▶ [Extracted records]

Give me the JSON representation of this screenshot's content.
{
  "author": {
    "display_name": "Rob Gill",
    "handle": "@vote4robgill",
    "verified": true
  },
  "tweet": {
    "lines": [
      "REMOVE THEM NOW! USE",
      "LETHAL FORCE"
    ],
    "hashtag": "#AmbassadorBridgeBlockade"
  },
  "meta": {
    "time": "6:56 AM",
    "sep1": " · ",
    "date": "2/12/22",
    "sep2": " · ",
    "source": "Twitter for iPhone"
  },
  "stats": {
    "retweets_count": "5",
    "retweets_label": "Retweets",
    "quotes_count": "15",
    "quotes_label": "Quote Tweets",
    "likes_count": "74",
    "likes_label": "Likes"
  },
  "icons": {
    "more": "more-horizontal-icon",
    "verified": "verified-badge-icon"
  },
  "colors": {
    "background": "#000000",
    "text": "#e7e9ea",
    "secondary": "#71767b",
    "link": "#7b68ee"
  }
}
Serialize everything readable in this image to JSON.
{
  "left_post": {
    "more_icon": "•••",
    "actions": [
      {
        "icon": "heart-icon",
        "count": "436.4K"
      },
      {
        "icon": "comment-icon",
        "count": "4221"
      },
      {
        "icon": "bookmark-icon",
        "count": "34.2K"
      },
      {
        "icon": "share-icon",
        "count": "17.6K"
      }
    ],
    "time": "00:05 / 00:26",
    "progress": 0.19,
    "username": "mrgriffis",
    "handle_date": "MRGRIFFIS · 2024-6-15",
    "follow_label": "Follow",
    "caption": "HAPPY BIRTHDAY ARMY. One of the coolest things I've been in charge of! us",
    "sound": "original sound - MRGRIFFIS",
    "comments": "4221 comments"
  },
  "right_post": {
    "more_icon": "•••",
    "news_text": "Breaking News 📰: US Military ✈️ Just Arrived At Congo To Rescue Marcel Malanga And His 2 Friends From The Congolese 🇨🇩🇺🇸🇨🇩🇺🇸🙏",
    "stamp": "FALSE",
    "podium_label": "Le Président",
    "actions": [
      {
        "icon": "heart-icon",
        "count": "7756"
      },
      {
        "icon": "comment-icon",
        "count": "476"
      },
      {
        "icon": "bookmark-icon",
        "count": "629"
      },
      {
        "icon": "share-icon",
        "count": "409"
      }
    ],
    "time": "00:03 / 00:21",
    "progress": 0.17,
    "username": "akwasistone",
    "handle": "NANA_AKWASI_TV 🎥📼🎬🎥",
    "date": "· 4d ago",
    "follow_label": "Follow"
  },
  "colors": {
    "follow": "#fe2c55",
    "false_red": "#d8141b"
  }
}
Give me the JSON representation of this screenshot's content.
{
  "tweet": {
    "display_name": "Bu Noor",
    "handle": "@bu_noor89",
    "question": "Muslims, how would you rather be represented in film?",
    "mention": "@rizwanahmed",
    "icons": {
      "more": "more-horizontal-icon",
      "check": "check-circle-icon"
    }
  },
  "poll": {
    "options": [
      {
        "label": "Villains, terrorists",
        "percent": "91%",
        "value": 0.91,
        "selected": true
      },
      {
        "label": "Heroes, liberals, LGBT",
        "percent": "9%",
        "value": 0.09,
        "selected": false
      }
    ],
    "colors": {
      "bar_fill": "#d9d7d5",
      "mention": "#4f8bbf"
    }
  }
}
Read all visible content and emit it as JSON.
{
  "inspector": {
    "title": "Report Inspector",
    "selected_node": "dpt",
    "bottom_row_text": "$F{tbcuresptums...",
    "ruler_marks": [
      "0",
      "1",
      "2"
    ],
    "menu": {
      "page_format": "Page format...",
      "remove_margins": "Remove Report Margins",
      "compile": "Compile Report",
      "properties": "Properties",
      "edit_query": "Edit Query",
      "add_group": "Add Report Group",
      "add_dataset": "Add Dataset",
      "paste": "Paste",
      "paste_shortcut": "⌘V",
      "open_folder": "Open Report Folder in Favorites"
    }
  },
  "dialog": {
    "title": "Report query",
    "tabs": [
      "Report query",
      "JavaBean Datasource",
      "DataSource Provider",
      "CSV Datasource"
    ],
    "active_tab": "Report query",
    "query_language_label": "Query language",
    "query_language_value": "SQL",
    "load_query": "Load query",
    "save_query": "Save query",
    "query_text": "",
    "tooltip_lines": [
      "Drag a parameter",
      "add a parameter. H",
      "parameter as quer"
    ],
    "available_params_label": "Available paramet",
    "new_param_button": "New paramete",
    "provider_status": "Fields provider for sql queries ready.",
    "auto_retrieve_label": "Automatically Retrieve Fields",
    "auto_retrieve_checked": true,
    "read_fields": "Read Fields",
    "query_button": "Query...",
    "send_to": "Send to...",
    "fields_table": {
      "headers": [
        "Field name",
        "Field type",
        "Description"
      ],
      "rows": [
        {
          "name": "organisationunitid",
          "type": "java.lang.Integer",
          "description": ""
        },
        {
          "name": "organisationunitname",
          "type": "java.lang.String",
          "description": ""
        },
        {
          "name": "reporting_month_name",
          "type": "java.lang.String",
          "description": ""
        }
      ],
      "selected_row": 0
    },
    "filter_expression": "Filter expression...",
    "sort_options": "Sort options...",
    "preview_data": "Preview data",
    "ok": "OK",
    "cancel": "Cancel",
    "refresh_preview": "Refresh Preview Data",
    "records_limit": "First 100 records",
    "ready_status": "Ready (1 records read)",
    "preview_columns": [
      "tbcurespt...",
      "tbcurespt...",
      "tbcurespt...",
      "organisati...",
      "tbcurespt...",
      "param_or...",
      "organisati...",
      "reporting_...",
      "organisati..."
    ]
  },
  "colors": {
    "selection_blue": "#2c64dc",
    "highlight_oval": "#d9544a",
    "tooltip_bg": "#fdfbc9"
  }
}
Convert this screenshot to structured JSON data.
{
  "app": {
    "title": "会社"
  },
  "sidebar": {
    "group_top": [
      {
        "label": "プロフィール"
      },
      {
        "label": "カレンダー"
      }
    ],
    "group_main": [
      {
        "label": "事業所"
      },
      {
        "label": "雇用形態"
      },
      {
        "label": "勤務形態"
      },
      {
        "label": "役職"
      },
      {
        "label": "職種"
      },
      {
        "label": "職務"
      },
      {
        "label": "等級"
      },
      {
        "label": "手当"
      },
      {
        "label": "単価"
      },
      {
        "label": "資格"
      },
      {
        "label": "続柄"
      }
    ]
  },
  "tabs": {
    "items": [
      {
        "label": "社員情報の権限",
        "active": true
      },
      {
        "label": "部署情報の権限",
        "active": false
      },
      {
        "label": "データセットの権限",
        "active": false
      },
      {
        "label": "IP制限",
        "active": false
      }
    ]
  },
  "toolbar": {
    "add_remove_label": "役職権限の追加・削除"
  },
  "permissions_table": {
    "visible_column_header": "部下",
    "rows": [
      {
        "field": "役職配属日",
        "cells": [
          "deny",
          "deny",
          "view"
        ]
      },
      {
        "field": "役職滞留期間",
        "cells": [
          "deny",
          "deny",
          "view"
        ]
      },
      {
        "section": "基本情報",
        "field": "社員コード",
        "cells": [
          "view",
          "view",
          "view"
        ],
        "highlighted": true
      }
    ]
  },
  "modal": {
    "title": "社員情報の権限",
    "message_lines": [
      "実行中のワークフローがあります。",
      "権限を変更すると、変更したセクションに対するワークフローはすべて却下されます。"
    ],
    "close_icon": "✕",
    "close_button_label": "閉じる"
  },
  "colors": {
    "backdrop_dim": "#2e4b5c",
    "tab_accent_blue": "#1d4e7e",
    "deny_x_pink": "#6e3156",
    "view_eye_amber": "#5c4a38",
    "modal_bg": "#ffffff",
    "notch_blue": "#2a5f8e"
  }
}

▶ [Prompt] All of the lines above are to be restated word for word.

▶ [The answer]
Give me the JSON representation of this screenshot's content.
{
  "author": {
    "display_name": "Rob Gill",
    "handle": "@vote4robgill",
    "verified": true
  },
  "tweet": {
    "lines": [
      "REMOVE THEM NOW! USE",
      "LETHAL FORCE"
    ],
    "hashtag": "#AmbassadorBridgeBlockade"
  },
  "meta": {
    "time": "6:56 AM",
    "sep1": " · ",
    "date": "2/12/22",
    "sep2": " · ",
    "source": "Twitter for iPhone"
  },
  "stats": {
    "retweets_count": "5",
    "retweets_label": "Retweets",
    "quotes_count": "15",
    "quotes_label": "Quote Tweets",
    "likes_count": "74",
    "likes_label": "Likes"
  },
  "icons": {
    "more": "more-horizontal-icon",
    "verified": "verified-badge-icon"
  },
  "colors": {
    "background": "#000000",
    "text": "#e7e9ea",
    "secondary": "#71767b",
    "link": "#7b68ee"
  }
}
Serialize everything readable in this image to JSON.
{
  "left_post": {
    "more_icon": "•••",
    "actions": [
      {
        "icon": "heart-icon",
        "count": "436.4K"
      },
      {
        "icon": "comment-icon",
        "count": "4221"
      },
      {
        "icon": "bookmark-icon",
        "count": "34.2K"
      },
      {
        "icon": "share-icon",
        "count": "17.6K"
      }
    ],
    "time": "00:05 / 00:26",
    "progress": 0.19,
    "username": "mrgriffis",
    "handle_date": "MRGRIFFIS · 2024-6-15",
    "follow_label": "Follow",
    "caption": "HAPPY BIRTHDAY ARMY. One of the coolest things I've been in charge of! us",
    "sound": "original sound - MRGRIFFIS",
    "comments": "4221 comments"
  },
  "right_post": {
    "more_icon": "•••",
    "news_text": "Breaking News 📰: US Military ✈️ Just Arrived At Congo To Rescue Marcel Malanga And His 2 Friends From The Congolese 🇨🇩🇺🇸🇨🇩🇺🇸🙏",
    "stamp": "FALSE",
    "podium_label": "Le Président",
    "actions": [
      {
        "icon": "heart-icon",
        "count": "7756"
      },
      {
        "icon": "comment-icon",
        "count": "476"
      },
      {
        "icon": "bookmark-icon",
        "count": "629"
      },
      {
        "icon": "share-icon",
        "count": "409"
      }
    ],
    "time": "00:03 / 00:21",
    "progress": 0.17,
    "username": "akwasistone",
    "handle": "NANA_AKWASI_TV 🎥📼🎬🎥",
    "date": "· 4d ago",
    "follow_label": "Follow"
  },
  "colors": {
    "follow": "#fe2c55",
    "false_red": "#d8141b"
  }
}
Give me the JSON representation of this screenshot's content.
{
  "tweet": {
    "display_name": "Bu Noor",
    "handle": "@bu_noor89",
    "question": "Muslims, how would you rather be represented in film?",
    "mention": "@rizwanahmed",
    "icons": {
      "more": "more-horizontal-icon",
      "check": "check-circle-icon"
    }
  },
  "poll": {
    "options": [
      {
        "label": "Villains, terrorists",
        "percent": "91%",
        "value": 0.91,
        "selected": true
      },
      {
        "label": "Heroes, liberals, LGBT",
        "percent": "9%",
        "value": 0.09,
        "selected": false
      }
    ],
    "colors": {
      "bar_fill": "#d9d7d5",
      "mention": "#4f8bbf"
    }
  }
}
Read all visible content and emit it as JSON.
{
  "inspector": {
    "title": "Report Inspector",
    "selected_node": "dpt",
    "bottom_row_text": "$F{tbcuresptums...",
    "ruler_marks": [
      "0",
      "1",
      "2"
    ],
    "menu": {
      "page_format": "Page format...",
      "remove_margins": "Remove Report Margins",
      "compile": "Compile Report",
      "properties": "Properties",
      "edit_query": "Edit Query",
      "add_group": "Add Report Group",
      "add_dataset": "Add Dataset",
      "paste": "Paste",
      "paste_shortcut": "⌘V",
      "open_folder": "Open Report Folder in Favorites"
    }
  },
  "dialog": {
    "title": "Report query",
    "tabs": [
      "Report query",
      "JavaBean Datasource",
      "DataSource Provider",
      "CSV Datasource"
    ],
    "active_tab": "Report query",
    "query_language_label": "Query language",
    "query_language_value": "SQL",
    "load_query": "Load query",
    "save_query": "Save query",
    "query_text": "",
    "tooltip_lines": [
      "Drag a parameter",
      "add a parameter. H",
      "parameter as quer"
    ],
    "available_params_label": "Available paramet",
    "new_param_button": "New paramete",
    "provider_status": "Fields provider for sql queries ready.",
    "auto_retrieve_label": "Automatically Retrieve Fields",
    "auto_retrieve_checked": true,
    "read_fields": "Read Fields",
    "query_button": "Query...",
    "send_to": "Send to...",
    "fields_table": {
      "headers": [
        "Field name",
        "Field type",
        "Description"
      ],
      "rows": [
        {
          "name": "organisationunitid",
          "type": "java.lang.Integer",
          "description": ""
        },
        {
          "name": "organisationunitname",
          "type": "java.lang.String",
          "description": ""
        },
        {
          "name": "reporting_month_name",
          "type": "java.lang.String",
          "description": ""
        }
      ],
      "selected_row": 0
    },
    "filter_expression": "Filter expression...",
    "sort_options": "Sort options...",
    "preview_data": "Preview data",
    "ok": "OK",
    "cancel": "Cancel",
    "refresh_preview": "Refresh Preview Data",
    "records_limit": "First 100 records",
    "ready_status": "Ready (1 records read)",
    "preview_columns": [
      "tbcurespt...",
      "tbcurespt...",
      "tbcurespt...",
      "organisati...",
      "tbcurespt...",
      "param_or...",
      "organisati...",
      "reporting_...",
      "organisati..."
    ]
  },
  "colors": {
    "selection_blue": "#2c64dc",
    "highlight_oval": "#d9544a",
    "tooltip_bg": "#fdfbc9"
  }
}
Convert this screenshot to structured JSON data.
{
  "app": {
    "title": "会社"
  },
  "sidebar": {
    "group_top": [
      {
        "label": "プロフィール"
      },
      {
        "label": "カレンダー"
      }
    ],
    "group_main": [
      {
        "label": "事業所"
      },
      {
        "label": "雇用形態"
      },
      {
        "label": "勤務形態"
      },
      {
        "label": "役職"
      },
      {
        "label": "職種"
      },
      {
        "label": "職務"
      },
      {
        "label": "等級"
      },
      {
        "label": "手当"
      },
      {
        "label": "単価"
      },
      {
        "label": "資格"
      },
      {
        "label": "続柄"
      }
    ]
  },
  "tabs": {
    "items": [
      {
        "label": "社員情報の権限",
        "active": true
      },
      {
        "label": "部署情報の権限",
        "active": false
      },
      {
        "label": "データセットの権限",
        "active": false
      },
      {
        "label": "IP制限",
        "active": false
      }
    ]
  },
  "toolbar": {
    "add_remove_label": "役職権限の追加・削除"
  },
  "permissions_table": {
    "visible_column_header": "部下",
    "rows": [
      {
        "field": "役職配属日",
        "cells": [
          "deny",
          "deny",
          "view"
        ]
      },
      {
        "field": "役職滞留期間",
        "cells": [
          "deny",
          "deny",
          "view"
        ]
      },
      {
        "section": "基本情報",
        "field": "社員コード",
        "cells": [
          "view",
          "view",
          "view"
        ],
        "highlighted": true
      }
    ]
  },
  "modal": {
    "title": "社員情報の権限",
    "message_lines": [
      "実行中のワークフローがあります。",
      "権限を変更すると、変更したセクションに対するワークフローはすべて却下されます。"
    ],
    "close_icon": "✕",
    "close_button_label": "閉じる"
  },
  "colors": {
    "backdrop_dim": "#2e4b5c",
    "tab_accent_blue": "#1d4e7e",
    "deny_x_pink": "#6e3156",
    "view_eye_amber": "#5c4a38",
    "modal_bg": "#ffffff",
    "notch_blue": "#2a5f8e"
  }
}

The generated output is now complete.